1. Artificial sweeteners
I would rather have the calories of normal sugar than ingest things like Equal and Sweet Low or whatever they're called. There's quite a lot of varying research in regards to cancer and artificial sweeteners, so some things will tell you they are safe and others will tell you the opposite. So to be safe, I don't touch them.
Everything has already been said about this topic: get off the durries.
3. Caffeine loaded energy drinks
We're talking Mother, RedBull, V... that's all I can think of off the top of my head but there is so many more. There is a small place for them (like shift workers trying to stay awake) where their use isn't so bad. But they market towards young teenagers who really don't need them and drink them to excess. Like the 750ml can, sold in the drinks fridge with all the other single serve drinks, yet it says in small print on the back not to consume over 500ml a day.
Okay so Nutrigrain isn't that bad. What I don't like is how they market themselves as iron man food. It has a glycaemic index of 66 (which is moderate, bordering on high), so if eaten like it is supposed to be eaten, as a breakfast cereal, then how is that going to sustain any iron man for the day? They just get hungry again 20 minutes later.

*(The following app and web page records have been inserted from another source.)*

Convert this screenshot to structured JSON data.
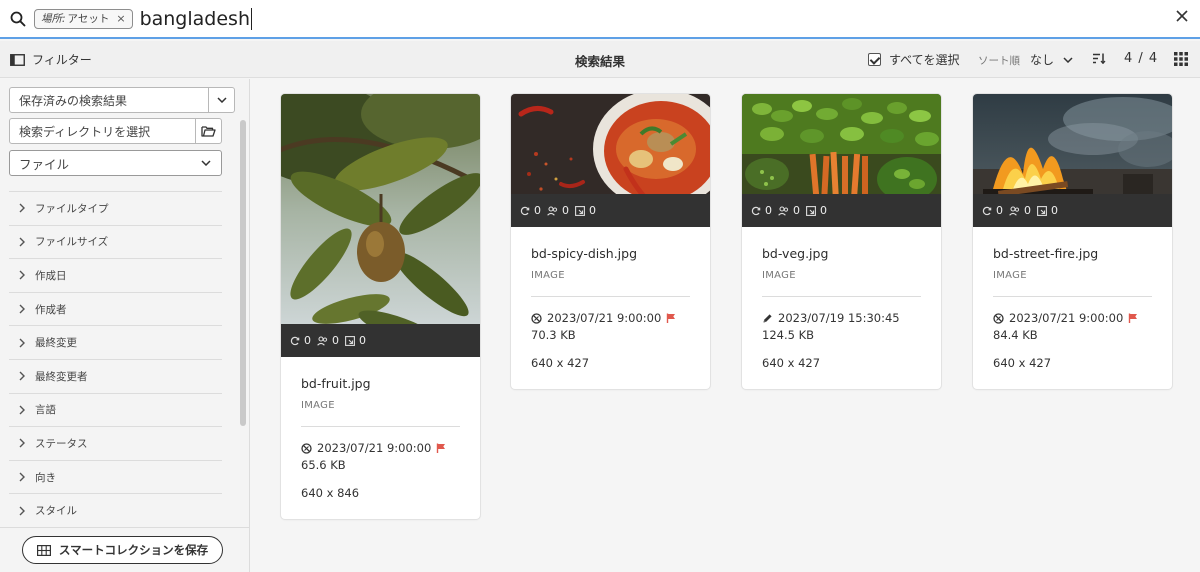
{
  "search": {
    "tag_label": "場所:",
    "tag_value": "アセット",
    "tag_remove": "×",
    "query": "bangladesh"
  },
  "toolbar": {
    "filter_label": "フィルター",
    "title": "検索結果",
    "select_all": "すべてを選択",
    "sort_label": "ソート順",
    "sort_value": "なし",
    "count": "4 / 4"
  },
  "sidebar": {
    "saved_search_placeholder": "保存済みの検索結果",
    "directory_placeholder": "検索ディレクトリを選択",
    "type_select": "ファイル",
    "facets": [
      "ファイルタイプ",
      "ファイルサイズ",
      "作成日",
      "作成者",
      "最終変更",
      "最終変更者",
      "言語",
      "ステータス",
      "向き",
      "スタイル"
    ],
    "smart_collection_button": "スマートコレクションを保存"
  },
  "results": [
    {
      "name": "bd-fruit.jpg",
      "type": "IMAGE",
      "stats": [
        "0",
        "0",
        "0"
      ],
      "date": "2023/07/21 9:00:00",
      "date_icon": "unpublished-icon",
      "flagged": true,
      "size": "65.6 KB",
      "dimensions": "640 x 846"
    },
    {
      "name": "bd-spicy-dish.jpg",
      "type": "IMAGE",
      "stats": [
        "0",
        "0",
        "0"
      ],
      "date": "2023/07/21 9:00:00",
      "date_icon": "unpublished-icon",
      "flagged": true,
      "size": "70.3 KB",
      "dimensions": "640 x 427"
    },
    {
      "name": "bd-veg.jpg",
      "type": "IMAGE",
      "stats": [
        "0",
        "0",
        "0"
      ],
      "date": "2023/07/19 15:30:45",
      "date_icon": "edit-icon",
      "flagged": false,
      "size": "124.5 KB",
      "dimensions": "640 x 427"
    },
    {
      "name": "bd-street-fire.jpg",
      "type": "IMAGE",
      "stats": [
        "0",
        "0",
        "0"
      ],
      "date": "2023/07/21 9:00:00",
      "date_icon": "unpublished-icon",
      "flagged": true,
      "size": "84.4 KB",
      "dimensions": "640 x 427"
    }
  ],
  "colors": {
    "accent": "#5ea0e6",
    "flag": "#e0584d",
    "stats_bar": "#323232"
  }
}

I would use Nutrigrain like a lolly; it's high in sugar but it has got some nutrition to it like protein and iron.
Loaded with sugar. Erosive. Insanely fizzy. Nope.
6. Chewing gum
Again, not something that's really bad, but I just don't see any point to it. You start chewing, your stomach thinks there is some food coming so it starts secreting more acid, but nothing ever comes to neutralise the acid.
7. Glen 20 and the like
That ad makes me cringe, where the lady is spraying Glen20 all over everything. Germs are not necessarily the bad guys! But the ones who ARE the bad guys are going to be in that .1% that don't get killed by the spray, then because they don't have to fight against all the other germs you've just killed, they thrive. If you want to be hygienic, wash your hands.
8. Sodium Lauryl Sulphate and derivatives (SLS, SLES)
This is found in basically anything that is supposed to 'clean', from toothpaste to engine degreaser. I'm fairly sure the current, unbiased literature puts its safe use at around 1-2% (as an ingredient of something). Most commercial shampoos are around 20-30% SLS.
That's all I can think of for now, feel free to add any others you might think of.